Genzuk, Michael, PH.D. , A A Synthesis of Ethnographic Research. Center for Multilingual, Multicultural Research, Rossier School of Education, University of Southern California. Los Angeles, pp.1-10.
Jordan, Brigitte, and Yutaka Yamauchi. 2008. Beyond the University Teaching Ethnographic Methods in the Corporation. Anthropology News 49:6:35.
Kohl, H. ( 1994 ) . “ I wo n’t larn from you ” : and other ideas on originative maladjustment. New York: New Press
Martin Hammersley and P. Atkinson, A Ethnography: Principles in PracticeA ( London and New. York: Routledge, 1983 ) .page 2, 72 – 77.
Maynard, M. & A ; Purvis, J. ( 1994 ) . Researching adult females ‘s loves from a feminist position. London: Taylor & A ; Frances. p. 76
Robert M. Emerson, A Rachel I. Fretz, A Linda L. Shaw. Writing ethnographic fieldnotes. University of Chicago Press, 1995. Pg 354.
Russell, L. 2005. It ‘s a inquiry of trust: equilibrating the relationship between pupils and instructors in ethnographic fieldwork. Qualitative Research, 5 ( 2 ) : 181-199
Spradley, J.P. ( 1979 ) . The Ethnographic Interview. Wadsworth Group, Belmont, CA. p.3
Sun, A. ( 1995 ) . The development and factor analysis of the pupil opposition to schooling stock list. Educational and Psychological Measurement, 55, 5, 841-849.
Van Maanen, J. ( 1996 ) . Ethnography. In: A. Kuper and J. Kuper ( explosive detection systems. ) The Social Science Encyclopedia, 2nd ed. , pages 263-265. London: Routledge.A

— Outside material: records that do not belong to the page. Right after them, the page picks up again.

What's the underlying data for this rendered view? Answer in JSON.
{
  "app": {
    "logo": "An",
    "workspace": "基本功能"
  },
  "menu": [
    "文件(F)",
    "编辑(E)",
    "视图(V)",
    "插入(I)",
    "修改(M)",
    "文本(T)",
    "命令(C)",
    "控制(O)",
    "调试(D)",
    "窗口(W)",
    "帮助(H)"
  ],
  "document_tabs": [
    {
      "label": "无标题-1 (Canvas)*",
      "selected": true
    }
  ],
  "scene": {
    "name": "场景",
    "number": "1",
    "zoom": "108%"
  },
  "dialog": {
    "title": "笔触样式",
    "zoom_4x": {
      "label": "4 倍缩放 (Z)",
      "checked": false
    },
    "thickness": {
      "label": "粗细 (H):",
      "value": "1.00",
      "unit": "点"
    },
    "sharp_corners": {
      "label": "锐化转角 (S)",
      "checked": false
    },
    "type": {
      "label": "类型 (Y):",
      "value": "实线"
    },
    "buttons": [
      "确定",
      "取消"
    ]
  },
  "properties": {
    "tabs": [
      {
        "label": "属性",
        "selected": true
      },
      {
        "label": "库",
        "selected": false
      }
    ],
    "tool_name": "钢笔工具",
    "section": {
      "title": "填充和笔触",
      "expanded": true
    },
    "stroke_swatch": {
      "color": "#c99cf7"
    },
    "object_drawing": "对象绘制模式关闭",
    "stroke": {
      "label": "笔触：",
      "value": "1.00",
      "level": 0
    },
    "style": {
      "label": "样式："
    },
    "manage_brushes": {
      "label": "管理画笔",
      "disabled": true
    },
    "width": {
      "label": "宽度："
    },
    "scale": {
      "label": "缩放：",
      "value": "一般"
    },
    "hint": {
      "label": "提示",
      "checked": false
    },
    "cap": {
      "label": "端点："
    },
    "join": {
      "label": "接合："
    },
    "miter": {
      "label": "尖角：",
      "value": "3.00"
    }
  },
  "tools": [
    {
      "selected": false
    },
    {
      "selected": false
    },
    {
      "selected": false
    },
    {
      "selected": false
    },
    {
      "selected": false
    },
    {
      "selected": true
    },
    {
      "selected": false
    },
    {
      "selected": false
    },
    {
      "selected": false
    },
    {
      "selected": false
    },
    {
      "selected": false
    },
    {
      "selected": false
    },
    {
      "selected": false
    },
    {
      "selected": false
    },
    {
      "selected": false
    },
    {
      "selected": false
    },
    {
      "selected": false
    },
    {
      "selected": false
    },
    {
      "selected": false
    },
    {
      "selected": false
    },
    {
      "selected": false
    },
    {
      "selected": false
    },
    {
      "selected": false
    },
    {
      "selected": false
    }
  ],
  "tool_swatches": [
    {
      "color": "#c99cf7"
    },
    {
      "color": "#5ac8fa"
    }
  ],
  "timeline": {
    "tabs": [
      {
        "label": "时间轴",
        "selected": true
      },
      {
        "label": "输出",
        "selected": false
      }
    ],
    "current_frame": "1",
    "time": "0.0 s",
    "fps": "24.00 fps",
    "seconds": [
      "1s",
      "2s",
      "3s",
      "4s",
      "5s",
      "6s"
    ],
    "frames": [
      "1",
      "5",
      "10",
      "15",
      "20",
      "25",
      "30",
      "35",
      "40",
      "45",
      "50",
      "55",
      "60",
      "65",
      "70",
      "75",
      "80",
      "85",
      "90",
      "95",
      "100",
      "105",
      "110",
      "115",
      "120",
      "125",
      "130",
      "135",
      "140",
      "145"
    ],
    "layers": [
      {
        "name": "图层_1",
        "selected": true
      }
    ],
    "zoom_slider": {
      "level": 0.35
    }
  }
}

Wheeless, L. R. , & A ; Grotz, J. ( 1977 ) . The measuring of trust and its relationship to self-disclosure.A Human Communication, 3, 250-257.
Wheeless, L. R. ( 1978 ) . A follow-up survey of the relationships among trust, revelation, and interpersonal solidarity.A Human Communication Research, 4, 143-157.